Cons: Slow pacing, Video quality with the BD transfer, subject matter is very subjective and may be off putting to some.
I don't know if I'd recommend Gunslinger Girl. I've got mixed feelings about it. It's thought-provoking and its unusual theme is developed in an interesting, provocative and moving way. But. But the pacing is godawful and extremely disagreeable: up to episode 8 I was still debating whether or not I should drop it. And there is basically no plot. As for the characters, while everything centres on them it's also true that there is little to no development. It's like a slow depiction of a situation that is rendered via the description of the characters involved in that situation and their interactions. Don't know if I managed to get the idea across...

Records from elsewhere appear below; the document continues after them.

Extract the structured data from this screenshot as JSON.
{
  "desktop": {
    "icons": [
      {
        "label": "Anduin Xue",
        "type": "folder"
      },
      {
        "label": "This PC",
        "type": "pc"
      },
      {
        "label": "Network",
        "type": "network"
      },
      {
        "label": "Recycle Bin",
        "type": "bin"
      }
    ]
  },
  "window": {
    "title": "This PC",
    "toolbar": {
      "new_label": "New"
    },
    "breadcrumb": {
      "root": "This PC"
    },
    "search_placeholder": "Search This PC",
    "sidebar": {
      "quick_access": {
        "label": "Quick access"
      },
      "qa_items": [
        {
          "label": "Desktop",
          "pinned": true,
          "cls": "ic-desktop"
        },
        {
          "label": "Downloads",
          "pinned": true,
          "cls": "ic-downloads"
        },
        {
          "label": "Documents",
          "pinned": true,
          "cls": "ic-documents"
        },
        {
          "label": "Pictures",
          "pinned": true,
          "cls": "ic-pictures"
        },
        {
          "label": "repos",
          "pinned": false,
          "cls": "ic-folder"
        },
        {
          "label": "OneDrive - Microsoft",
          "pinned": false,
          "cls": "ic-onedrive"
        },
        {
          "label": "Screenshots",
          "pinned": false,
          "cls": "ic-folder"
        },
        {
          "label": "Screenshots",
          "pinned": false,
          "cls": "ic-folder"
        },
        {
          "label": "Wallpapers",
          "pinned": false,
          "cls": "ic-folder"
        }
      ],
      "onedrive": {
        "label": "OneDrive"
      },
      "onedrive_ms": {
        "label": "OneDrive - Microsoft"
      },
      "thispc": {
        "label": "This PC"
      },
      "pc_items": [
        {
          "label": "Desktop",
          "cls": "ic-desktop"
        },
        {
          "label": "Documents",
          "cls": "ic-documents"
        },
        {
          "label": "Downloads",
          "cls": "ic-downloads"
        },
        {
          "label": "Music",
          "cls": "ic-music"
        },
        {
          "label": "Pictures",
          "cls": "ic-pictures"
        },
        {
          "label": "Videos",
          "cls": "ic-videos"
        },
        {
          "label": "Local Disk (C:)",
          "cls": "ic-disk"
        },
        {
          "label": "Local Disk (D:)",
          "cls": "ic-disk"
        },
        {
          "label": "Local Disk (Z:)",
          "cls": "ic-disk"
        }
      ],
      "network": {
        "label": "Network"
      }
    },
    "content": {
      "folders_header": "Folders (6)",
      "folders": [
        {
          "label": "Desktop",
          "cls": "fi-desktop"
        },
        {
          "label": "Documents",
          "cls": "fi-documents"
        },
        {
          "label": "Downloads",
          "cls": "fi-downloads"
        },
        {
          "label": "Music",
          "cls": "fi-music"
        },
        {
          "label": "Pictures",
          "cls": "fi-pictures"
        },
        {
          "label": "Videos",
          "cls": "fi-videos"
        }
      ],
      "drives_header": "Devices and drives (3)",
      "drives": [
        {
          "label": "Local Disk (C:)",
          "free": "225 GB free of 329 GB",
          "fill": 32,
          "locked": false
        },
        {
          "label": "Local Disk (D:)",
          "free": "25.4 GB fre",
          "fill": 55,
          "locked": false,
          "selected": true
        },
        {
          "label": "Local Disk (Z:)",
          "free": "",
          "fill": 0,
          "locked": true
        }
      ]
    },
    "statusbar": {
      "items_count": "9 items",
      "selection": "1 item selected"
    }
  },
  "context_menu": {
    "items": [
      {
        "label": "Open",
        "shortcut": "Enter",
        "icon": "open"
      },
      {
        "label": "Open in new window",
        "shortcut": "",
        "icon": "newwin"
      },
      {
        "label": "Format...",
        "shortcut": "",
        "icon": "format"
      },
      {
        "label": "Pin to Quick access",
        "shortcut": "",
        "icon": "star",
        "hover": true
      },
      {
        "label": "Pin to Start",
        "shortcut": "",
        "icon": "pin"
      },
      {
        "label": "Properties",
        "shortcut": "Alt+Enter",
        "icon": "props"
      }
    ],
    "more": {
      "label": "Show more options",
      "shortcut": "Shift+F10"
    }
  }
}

There is a shady antiterrorist government agency in Italy, the Social Welfare Agency, which "saves" little girls who have had terrible life-threatening accidents by transforming them into cyborgs and then brain-washing them in order to make them perfect killing machines. Each girl has a male handler who is responsible for the girl and to whom each girl is attached in a morbidly obsessive way. Each handler establishes the relationship with the girl in his care in a different way, ranging from viewing them simply as tools to treating them as human girls to be looked upon with pity or little sisters to be spoilt. It's obvious that seeing young girls embracing huge guns is shocking and watching them coldbloodedly kill people with no inkling of remorse or guilt is distressing and sickening - so there is no doubt that what the Social Welfare Agency does to them is morally and ethically wrong. That's not the focus of the anime. A previous reviewer claims that the question the anime poses is whether these girls are human or not. But I don't think I agree. If you watch how they behave, their reactions and feelings - it's quite obvious to me that they are human. What's interesting to watch - but not amusing at all - is how the conditioning they have received strips them of any kind of morality or conscience, thus concentrating all their extremely human emotions and feelings - the need to love and be loved and to be recognised and to have a purpose - within their handler, in one exclusive relationship: which is also wrong and sickening to watch. Sometimes this is rendered very well, especially towards the end of the anime - while, as I already said, the first half of the show could have definetely been done better.
What I Liked: The varying dynamics in the fratello relationships. The ending theme suited the series down to a T. Generally well-animated, with fluid action scenes and beautiful set designs. The premise of preteen assassins and political tension in late-90's Italy is a great hook. Sound design is great, especially in regards to the guns. The muted colour palette, which is admittedly a hallmark of its time, works nicely here. Most of the girls get a considerable amount of development.
What I Didn't: The pacing is as slow as watching paint dry, but does suddenly speed up a little in the final third. The dead-eyed designs of the girls is a bit off-putting. The open ending left me feeling empty. The opening theme is boringly dreary. The aforementioned premise of political tension isn't really explored in much detail, more serving to loosely connect episodes. Rico and Elsa's storylines felt lacking.
Final Verdict: Acting as more of a series of character studies than a run-and-gun action drama, Gunslinger Girl depicts teenage assassins in late-90's Europe with a beautiful flair aided by dynamic animation, a sober colour scheme and perfect sound design. Admittedly, the tone can get a little overly bleak at times, with the girls' character designs and colourless opening theme exemplifying this. Despite all this, Gunslinger Girl is still a good (if not slow as heck) girls-with-guns anime with plenty of drama and gunplay to sink your teeth into.